Next, the filling: steam the greens well and squeeze out their extra water (kale might take a little extra massaging). Once this is done, chop chop chop them up.
Saute the onions in olive oil on medium low heat in a large pan, and once they turn translucent, add in the mushrooms. After 5-7 minutes, throw in the greens as well, and cook until everything is softened and tender.
Meanwhile, blend the herbs and spices in with the eggs. When the veggies are cooked, mix all the filling ingredients together.
To assemble the tart, roll out the larger piece of dough and place it in an oiled baking pan or round baking sheet. Spoon the filling onto it (try to keep it piled in the middle, not too far from the edges, at least at first). Next, roll out the other piece of dough and layer it on top. You should be able to fold over the edges of the bottom piece of dough on top of the top layer’s edges and pinch to seal.
Brush the whole thing with a little olive oil, and then use a knife to poke some vents for steam to escape.
Bake for 10 minutes then reduce the heat to 350 degrees F and bake another 25 minutes or so. As Grant writes, “the tart is done when the crust begins to turn golden and the delicious aroma fills your kitchen.”
She recommends flipping the tart out onto a clean towel, then turning it right side up but keeping it wrapped in the towel for 10 minutes or so before placing it on a cooling rack (this helps keep the crust from getting too hard).
Genoa was a sea power and a key player in trade with the Eastern Mediterranean (and points east) as well as the Crusades, so it’s reasonable to assume that some of its food traditions might have something in common with those of the southern shores of the Mediterranean. Grant notes that other Ligurian tart variations include one filled with rice and another that is made with pine nuts and raisins. Arab cuisine is no stranger to putting raisins in savory dishes and stuffing things with rice, for sure, but I wondered if there were even more specific dishes along the lines of these Ligurian tarts that crop up in Middle Eastern or North African cookery.

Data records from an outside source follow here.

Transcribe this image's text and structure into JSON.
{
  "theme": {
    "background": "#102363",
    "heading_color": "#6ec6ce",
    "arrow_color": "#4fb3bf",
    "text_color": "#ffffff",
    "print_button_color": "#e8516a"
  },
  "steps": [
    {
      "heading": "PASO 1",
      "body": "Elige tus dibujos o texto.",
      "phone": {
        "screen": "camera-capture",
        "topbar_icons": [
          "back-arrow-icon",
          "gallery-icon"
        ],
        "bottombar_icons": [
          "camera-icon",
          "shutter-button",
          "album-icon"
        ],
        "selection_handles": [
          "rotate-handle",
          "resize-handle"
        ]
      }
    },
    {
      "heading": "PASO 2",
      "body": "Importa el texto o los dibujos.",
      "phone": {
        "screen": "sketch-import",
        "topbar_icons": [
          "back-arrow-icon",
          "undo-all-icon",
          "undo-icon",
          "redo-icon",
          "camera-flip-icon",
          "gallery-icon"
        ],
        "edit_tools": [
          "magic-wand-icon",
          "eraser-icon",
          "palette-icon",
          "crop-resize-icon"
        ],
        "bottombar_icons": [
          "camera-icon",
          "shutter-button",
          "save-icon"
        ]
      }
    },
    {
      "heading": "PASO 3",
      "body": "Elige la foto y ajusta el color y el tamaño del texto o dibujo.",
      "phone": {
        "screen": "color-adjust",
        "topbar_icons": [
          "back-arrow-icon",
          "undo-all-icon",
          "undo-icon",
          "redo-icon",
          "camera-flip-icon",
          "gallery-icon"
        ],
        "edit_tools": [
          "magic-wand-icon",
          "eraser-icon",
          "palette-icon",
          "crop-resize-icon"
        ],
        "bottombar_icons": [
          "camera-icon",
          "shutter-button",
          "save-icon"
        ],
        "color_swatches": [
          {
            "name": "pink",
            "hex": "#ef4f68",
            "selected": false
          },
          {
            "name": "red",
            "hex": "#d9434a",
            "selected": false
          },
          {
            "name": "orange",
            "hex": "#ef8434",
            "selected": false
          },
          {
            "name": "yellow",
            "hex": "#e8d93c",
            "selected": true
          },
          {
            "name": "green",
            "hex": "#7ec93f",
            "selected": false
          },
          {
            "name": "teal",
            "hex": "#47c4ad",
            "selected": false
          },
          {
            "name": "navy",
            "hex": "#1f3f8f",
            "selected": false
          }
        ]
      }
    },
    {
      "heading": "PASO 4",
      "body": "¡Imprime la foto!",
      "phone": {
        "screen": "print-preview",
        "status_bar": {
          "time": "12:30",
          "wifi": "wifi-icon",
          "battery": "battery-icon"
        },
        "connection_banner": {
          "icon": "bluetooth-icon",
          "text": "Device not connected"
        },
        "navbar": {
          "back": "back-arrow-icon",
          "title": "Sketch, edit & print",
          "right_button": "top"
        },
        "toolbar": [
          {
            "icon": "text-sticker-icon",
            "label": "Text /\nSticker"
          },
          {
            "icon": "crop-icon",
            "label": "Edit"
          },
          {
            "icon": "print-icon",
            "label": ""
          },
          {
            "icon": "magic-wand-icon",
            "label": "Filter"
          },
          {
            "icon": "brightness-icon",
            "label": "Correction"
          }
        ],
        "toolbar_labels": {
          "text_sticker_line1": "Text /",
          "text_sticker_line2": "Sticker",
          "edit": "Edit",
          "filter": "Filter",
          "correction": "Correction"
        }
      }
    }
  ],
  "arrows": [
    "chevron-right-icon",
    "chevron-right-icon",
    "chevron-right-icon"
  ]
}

Browsing through Lilia Zaouali’s Medieval Cuisine of the Islamic World, two recipes caught my eye, both from the 13th century Cairene cookbook I’ve blogged about before. One is a cheese pastry, or mujabbana, which calls for mixing cheese, eggs, and herbs and spices, and layering these between two layers of dough (just as indicated above, with the Ligurian pastry). The second isn’t actually a tart, just a cake with cheese and egg that’s quite similar to the mujabbana without the pastry shell.
What I find most interesting about the latter was Zaouali’s note that the dish is often attributed to a Sicilian recipe, because of substantial waves of immigration from Italy to Tunisia in the 19th and 20th centuries. But of course, as she points out, if the recipe shows up in a North African cookbook in the 13th century, it would seem that its genealogy has significantly older roots than that in Arab cookery itself. I would need to dig a bit more into Italian (or specifically, Genoese or Ligurian) cuisine during the medieval period to really hypothesize about who borrowed from whom. But it seems plausible to me that the basic model of layering eggs and cheese with herbs in a simple savory pastry might have crossed the Mediterranean at some point in the late medieval or early modern period and been spruced up with the local wild greens and herbs of the Ligurian countryside.